[YOUR INSTRUCTIONS]:
Provide only the number of lines below that hold "structured".
[Opening EXTRACTED ENTRIES section]
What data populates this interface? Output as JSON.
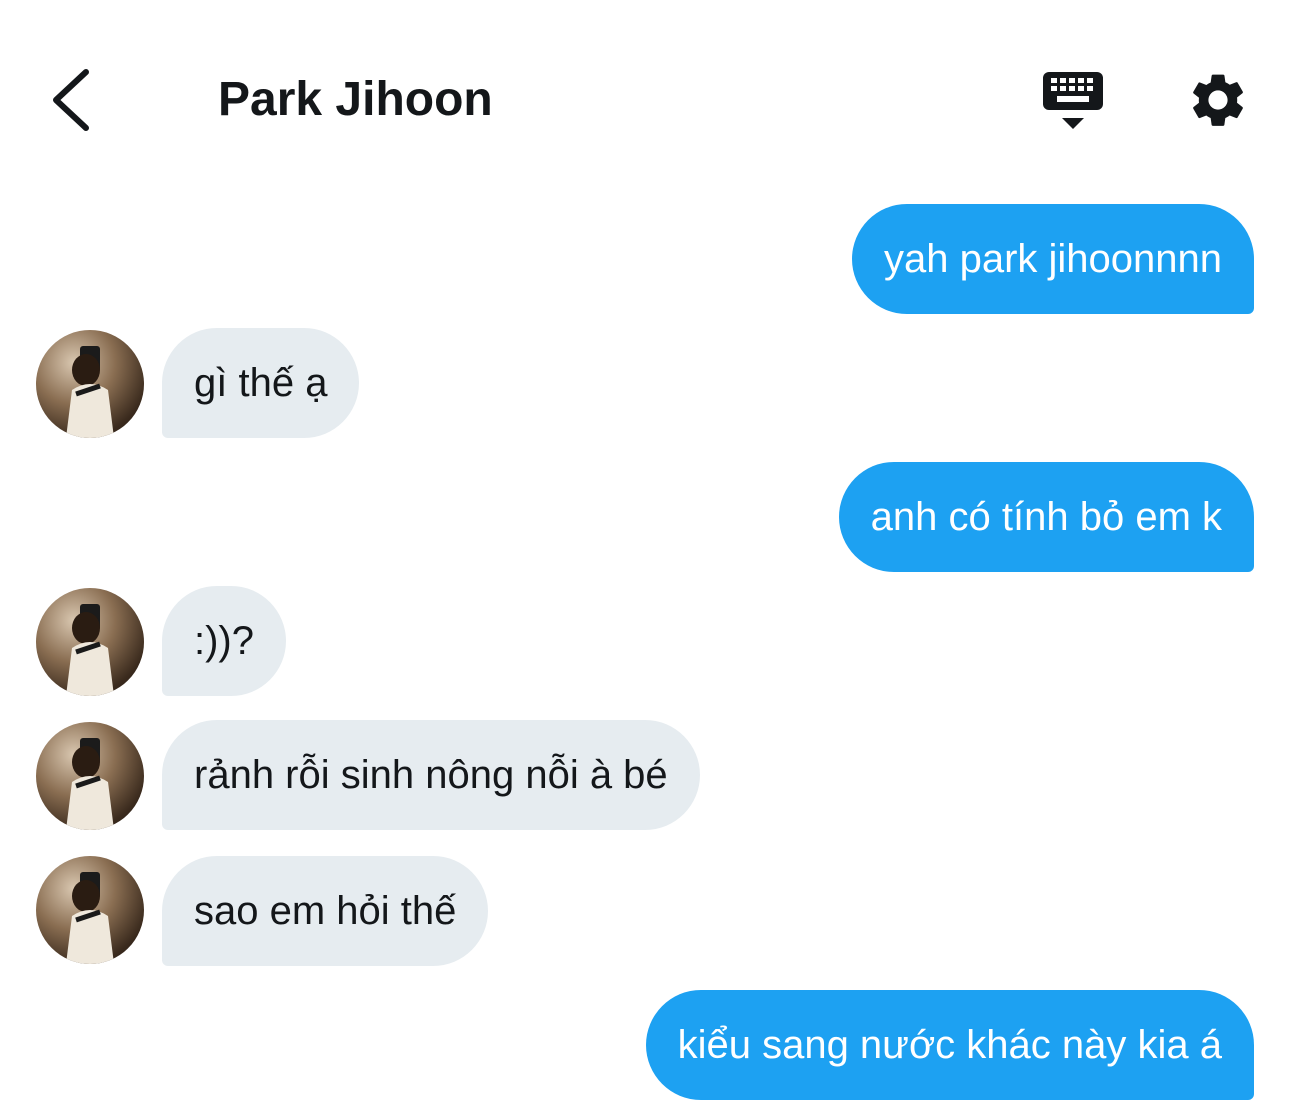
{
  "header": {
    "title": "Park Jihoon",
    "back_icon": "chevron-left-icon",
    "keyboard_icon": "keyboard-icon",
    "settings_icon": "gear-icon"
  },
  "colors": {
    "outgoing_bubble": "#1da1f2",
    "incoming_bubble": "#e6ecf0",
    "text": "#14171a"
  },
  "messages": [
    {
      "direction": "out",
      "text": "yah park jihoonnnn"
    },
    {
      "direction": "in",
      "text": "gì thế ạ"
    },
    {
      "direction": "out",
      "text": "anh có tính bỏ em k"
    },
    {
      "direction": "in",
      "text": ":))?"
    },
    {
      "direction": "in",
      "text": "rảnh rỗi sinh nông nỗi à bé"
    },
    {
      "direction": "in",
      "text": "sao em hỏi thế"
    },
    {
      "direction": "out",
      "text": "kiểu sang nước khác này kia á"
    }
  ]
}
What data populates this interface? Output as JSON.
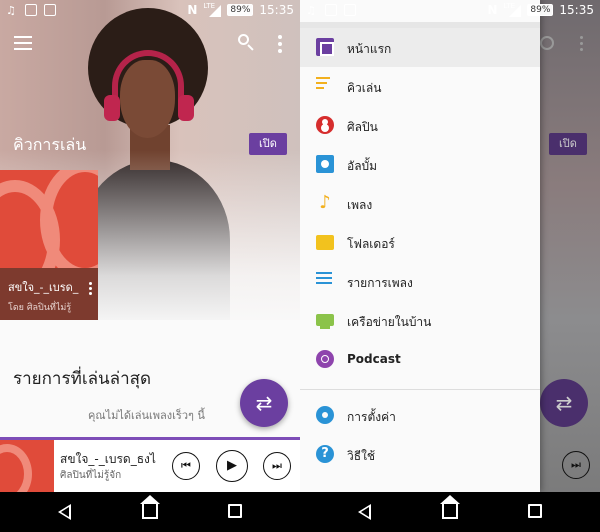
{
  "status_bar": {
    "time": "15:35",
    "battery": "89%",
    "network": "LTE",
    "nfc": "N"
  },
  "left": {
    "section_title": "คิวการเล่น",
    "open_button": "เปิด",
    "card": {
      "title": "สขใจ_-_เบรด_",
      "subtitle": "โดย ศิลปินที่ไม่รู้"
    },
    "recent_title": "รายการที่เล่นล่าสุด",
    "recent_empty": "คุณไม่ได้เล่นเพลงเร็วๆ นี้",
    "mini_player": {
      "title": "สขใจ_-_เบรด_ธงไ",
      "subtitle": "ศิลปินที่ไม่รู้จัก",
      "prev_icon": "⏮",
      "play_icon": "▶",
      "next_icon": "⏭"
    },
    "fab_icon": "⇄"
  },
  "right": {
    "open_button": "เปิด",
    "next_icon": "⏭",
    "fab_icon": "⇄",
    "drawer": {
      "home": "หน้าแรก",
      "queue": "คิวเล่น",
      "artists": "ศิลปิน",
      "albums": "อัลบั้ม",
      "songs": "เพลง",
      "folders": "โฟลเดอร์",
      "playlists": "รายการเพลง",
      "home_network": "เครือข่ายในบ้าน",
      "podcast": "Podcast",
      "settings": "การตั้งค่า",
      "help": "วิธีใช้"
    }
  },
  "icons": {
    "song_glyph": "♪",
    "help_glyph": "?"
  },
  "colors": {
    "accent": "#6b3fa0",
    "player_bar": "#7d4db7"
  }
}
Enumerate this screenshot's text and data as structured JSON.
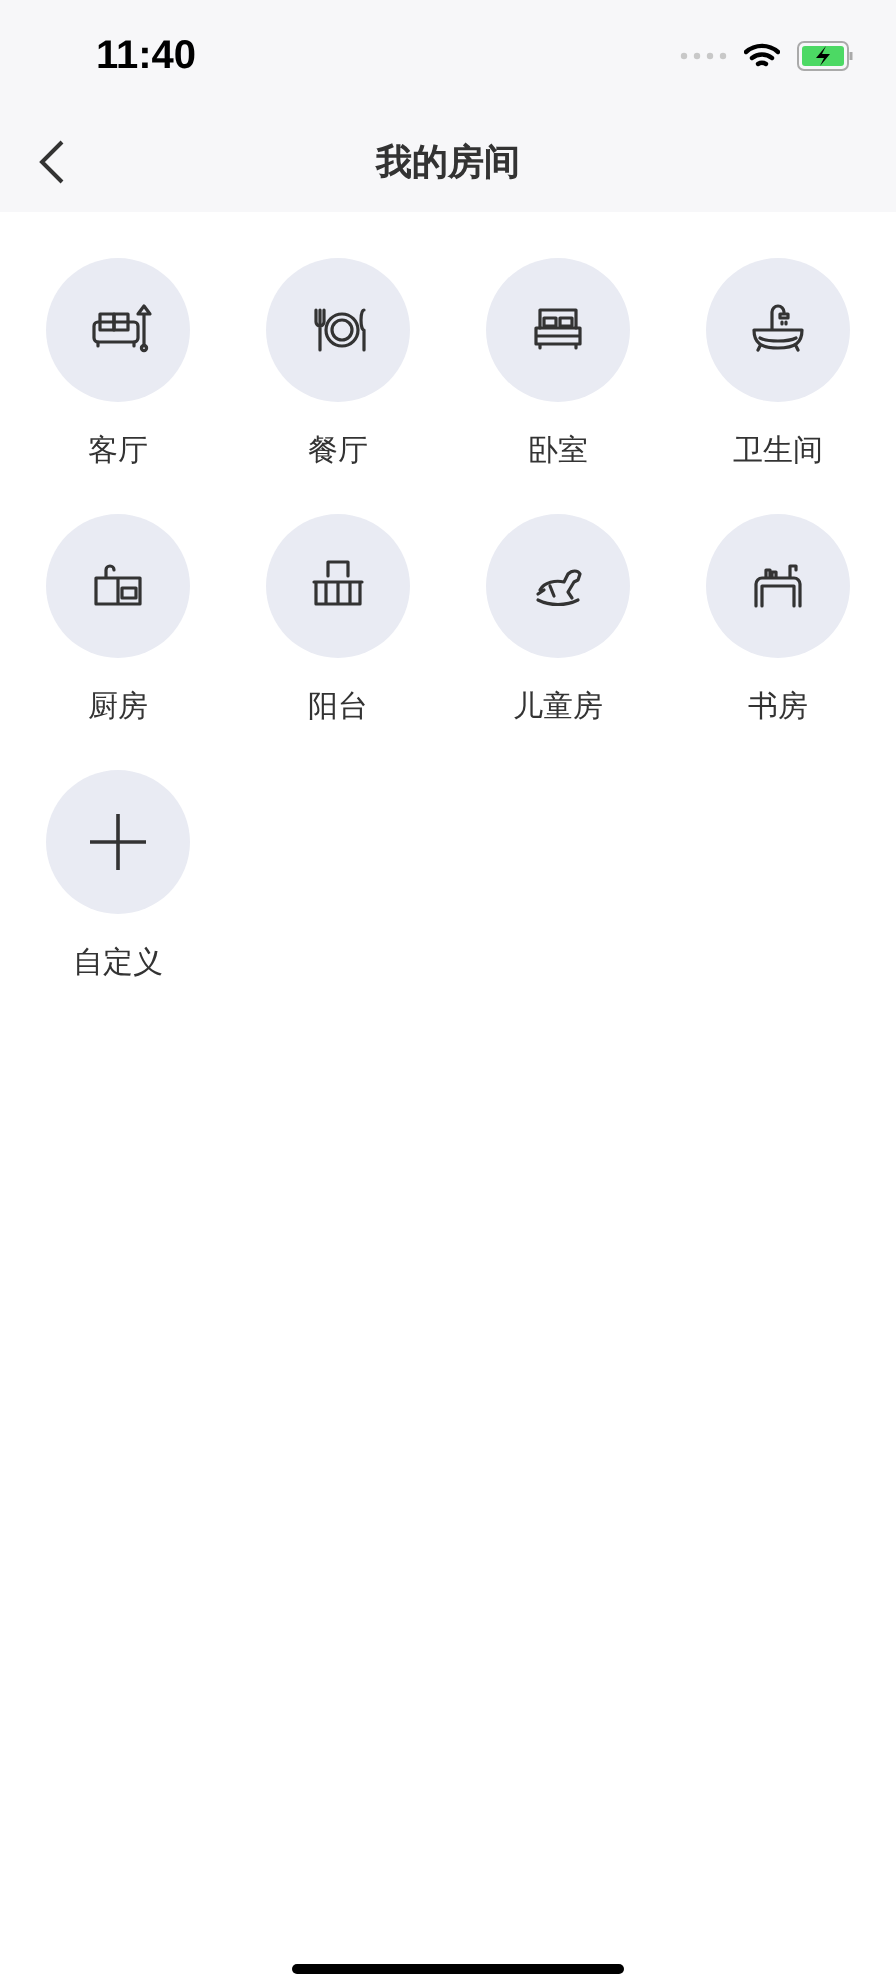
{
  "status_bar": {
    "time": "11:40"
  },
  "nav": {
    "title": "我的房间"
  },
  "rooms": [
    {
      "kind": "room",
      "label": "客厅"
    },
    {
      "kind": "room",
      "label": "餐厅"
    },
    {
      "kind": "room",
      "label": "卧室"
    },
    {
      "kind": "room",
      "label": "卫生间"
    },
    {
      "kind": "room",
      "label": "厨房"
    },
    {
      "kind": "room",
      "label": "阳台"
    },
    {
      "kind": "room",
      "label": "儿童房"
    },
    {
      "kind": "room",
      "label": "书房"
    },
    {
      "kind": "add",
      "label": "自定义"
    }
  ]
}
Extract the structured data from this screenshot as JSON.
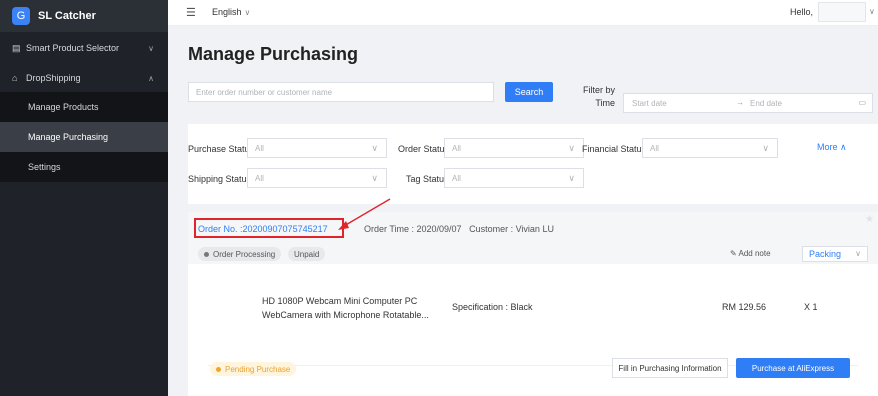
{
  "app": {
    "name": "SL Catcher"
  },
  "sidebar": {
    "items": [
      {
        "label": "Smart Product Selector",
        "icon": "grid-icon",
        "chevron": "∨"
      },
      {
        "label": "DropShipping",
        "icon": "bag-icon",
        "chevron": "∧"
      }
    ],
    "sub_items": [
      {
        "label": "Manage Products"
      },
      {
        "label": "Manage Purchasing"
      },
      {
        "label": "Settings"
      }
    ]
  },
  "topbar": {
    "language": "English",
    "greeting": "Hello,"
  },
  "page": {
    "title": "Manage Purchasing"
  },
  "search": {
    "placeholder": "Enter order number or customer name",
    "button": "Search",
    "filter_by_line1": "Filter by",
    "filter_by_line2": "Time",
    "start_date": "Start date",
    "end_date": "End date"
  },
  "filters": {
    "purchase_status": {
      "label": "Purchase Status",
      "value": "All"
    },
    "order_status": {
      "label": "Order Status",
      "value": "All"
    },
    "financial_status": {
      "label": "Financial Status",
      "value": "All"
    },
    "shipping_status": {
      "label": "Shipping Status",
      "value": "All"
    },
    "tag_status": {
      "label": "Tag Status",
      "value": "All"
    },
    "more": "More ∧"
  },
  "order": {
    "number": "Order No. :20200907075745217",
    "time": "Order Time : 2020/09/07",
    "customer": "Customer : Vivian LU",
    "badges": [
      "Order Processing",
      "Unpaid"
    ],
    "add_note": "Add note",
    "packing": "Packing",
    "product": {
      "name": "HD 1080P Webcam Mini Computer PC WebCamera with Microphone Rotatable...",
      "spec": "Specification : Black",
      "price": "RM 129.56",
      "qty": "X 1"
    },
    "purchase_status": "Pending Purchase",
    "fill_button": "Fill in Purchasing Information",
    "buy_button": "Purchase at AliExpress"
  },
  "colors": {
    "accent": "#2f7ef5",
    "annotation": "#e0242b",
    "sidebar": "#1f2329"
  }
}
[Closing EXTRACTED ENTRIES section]
[EXERCISE RESULT]:
2